Another great year draws to a close and it’s that time when the internet is full of “best of 2019” lists and “year in review” articles, so let’s jump on that bandwagon and talk a little about what we at Watershed CI have seen during the year. My usual caveat applies, I can only talk about what our team are seeing with our own clients and what we hear anecdotally from our wider community of practitioners.
What Did We Expect Would Happen in 2019?
Last year at this time in my end of 2018 post, which you can read here, I talked about four things that we saw last year and expected to continue in 2019. Here’s the list as a quick recap:
- Develop Internal Capability (for change management)
- Leadership Coaching
- Agile and Agile
- Portfolio Level OCM
What Did We Actually See with Respect to These Items During 2019?
Develop Internal Capability
Definitely a big theme for the year and expected to continue again in 2020, we have seen and continue to see a strong trend in bringing change management capability in-house.

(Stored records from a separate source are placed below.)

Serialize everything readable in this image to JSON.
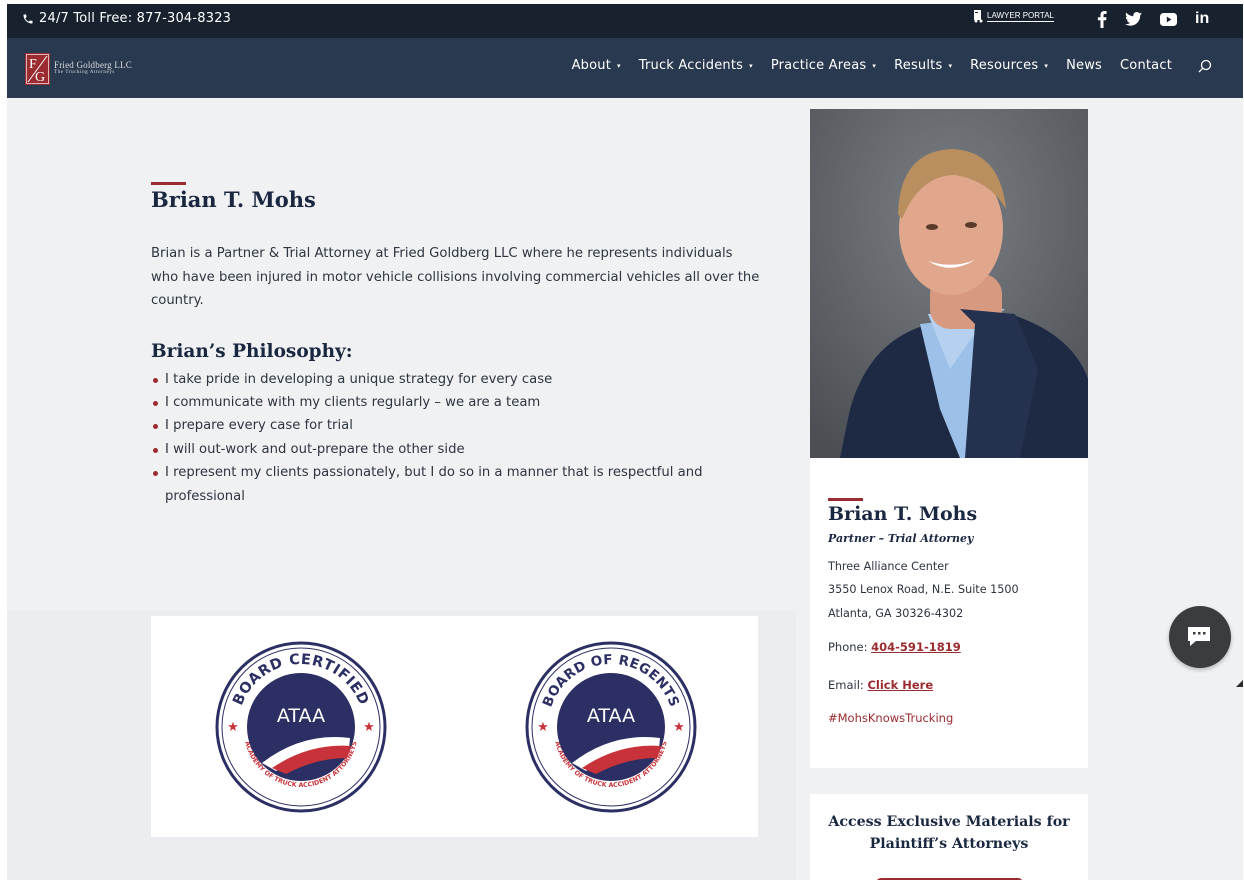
{
  "topbar": {
    "phone": "24/7 Toll Free: 877-304-8323",
    "portal_label": "LAWYER PORTAL",
    "socials": [
      "facebook-icon",
      "twitter-icon",
      "youtube-icon",
      "linkedin-icon"
    ],
    "linkedin_text": "in"
  },
  "logo": {
    "line1": "Fried Goldberg LLC",
    "line2": "The Trucking Attorneys"
  },
  "nav": {
    "items": [
      {
        "label": "About",
        "caret": "▾"
      },
      {
        "label": "Truck Accidents",
        "caret": "▾"
      },
      {
        "label": "Practice Areas",
        "caret": "▾"
      },
      {
        "label": "Results",
        "caret": "▾"
      },
      {
        "label": "Resources",
        "caret": "▾"
      },
      {
        "label": "News"
      },
      {
        "label": "Contact"
      }
    ]
  },
  "main": {
    "name": "Brian T. Mohs",
    "bio": "Brian is a Partner & Trial Attorney at Fried Goldberg LLC where he represents individuals who have been injured in motor vehicle collisions involving commercial vehicles all over the country.",
    "philosophy_heading": "Brian’s Philosophy:",
    "philosophy": [
      "I take pride in developing a unique strategy for every case",
      "I communicate with my clients regularly – we are a team",
      "I prepare every case for trial",
      "I will out-work and out-prepare the other side",
      "I represent my clients passionately, but I do so in a manner that is respectful and professional"
    ]
  },
  "badges": [
    {
      "arc": "BOARD CERTIFIED",
      "center": "ATAA",
      "bottom": "ACADEMY OF TRUCK ACCIDENT ATTORNEYS"
    },
    {
      "arc": "BOARD OF REGENTS",
      "center": "ATAA",
      "bottom": "ACADEMY OF TRUCK ACCIDENT ATTORNEYS"
    }
  ],
  "card": {
    "name": "Brian T. Mohs",
    "role": "Partner – Trial Attorney",
    "address": [
      "Three Alliance Center",
      "3550 Lenox Road, N.E. Suite 1500",
      "Atlanta, GA 30326-4302"
    ],
    "phone_label": "Phone: ",
    "phone": "404-591-1819",
    "email_label": "Email: ",
    "email_link": "Click Here",
    "hashtag": "#MohsKnowsTrucking"
  },
  "access": {
    "title": "Access Exclusive Materials for Plaintiff’s Attorneys"
  },
  "colors": {
    "navy": "#293a50",
    "dark": "#18222f",
    "accent": "#9a2b30",
    "badge_navy": "#2c2f63",
    "badge_red": "#c8323a"
  }
}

Clients are establishing change functions within their organizations to support their portfolio of projects.
Change offices or teams are being established mostly in the traditional places we’ve seen focus on change management in the past, i.e. they are being setup under HR’s purview or in some cases in an existing PMO, transformation or strategy office.
Interestingly we saw change management shift away from HR in previous years only to see a swing back in that direction this year—could be a coincidence based on a small sample size or could be indicative of a wider trend.
This has continued to be a strong theme throughout 2019 and we expect this to continue. In fact, I doubt that we’ll be talking about this as a trend in future years, as effectively preparing leaders to fulfil their roles on a change initiative is just part of good and leading practice. I expect that to be a constant going forward.
Agile and agile
This trend really didn’t continue during 2019, or at least not in the way we expected. As a firm our clients during 2019 were running mostly Waterfall project methodologies and very few of our practitioners (on the Project Management or Change Management sides of house) worked on agile projects this year.
What I can definitely say is that there is a strong tendency for IT projects related to SAAS and Cloud based software to be agile, and projects with on premise solutions tending to be Waterfall. However, whilst it is still there, demand for agile change management didn’t balloon as expected during 2019.
Portfolio Level OCM
The demand is definitely increasing, but organizations taking this seriously and devoting resources to it are still few and far between. We’re seeing more focus on program and portfolio level change in organizations with the most mature change practices. I think this trend will continue but it will do so slowly and over a number of years. It might be another 3-5 years before organizational focus on the people side of programs and portfolios becomes the norm.
New Trends During 2019
There has been one major and noticeable trend in the conversations we’ve been having around change management during 2019 that is particularly noteworthy.
The Future of Work
The future of work and its impacts on people has absolutely exploded as a topic of conversation and focus for change practitioners this year. There is a broad conversation continuing across almost every industry about the future of work, the impacts of AI, robotics and cognitive tools, as well as the changing demographic of the workplace. This isn’t new to 2019 but there has been a significant and noticeable increase in the focus on this topic of conversation this year.
What is abundantly clear is that as products derived from advances in AI and robotics become increasingly commercially available, we’re going to be asked to support more and more projects implementing technologies which have huge impacts on the way people work.
Governments, think tanks, academics and future thinkers are grappling with what may once have seemed the far-fetched reality that humans may not really be needed to do much work at all—which might be some way off today, but we’re moving towards that future faster than some of us realize. We will all be working on projects over the next decade which move us towards that future. It is literally happening as we speak.
In thinking about the rate of change and the types of change we are going to see more of, I am reminded of the book Future Shock by futurists Alvin and Heidi Toffler (Random House, 1970). Their brief definition for the term “future shock” being: “too much change in too short a period of time.” How prescient an observation that may prove to be and one that we as change practitioners should keep a wary eye open for.
We talk about change fatigue, i.e. the exhaustion people feel after being exposed to too much change. I have not yet seen or heard of anyone suffering with change fatigue to the point where we may say that are suffering from “future shock,” but I no longer feel that this is such a crazy, sci-fi sounding term that would be better suited to a comic book or Marvel movie than a change management text.
If anyone reading this blog has examples of where the rate of change became so extreme that employees were resigning or having mental health problems as a result I would love to hear about your experiences. Exploring links between change management and mental health is one of those ideas that keeps floating around in the back of my head, something perhaps for us to talk more about in 2020?
Particularly as the trend to develop stronger change capability in-house continues, I believe that some serious focus should be applied to building organizational resilience to change. It’s great setting up change functions to ensure consistent delivery of change management to ongoing projects. However, we also need to set them up to help organizations become more resilient to change overall, regardless of what projects and programs they have in flight.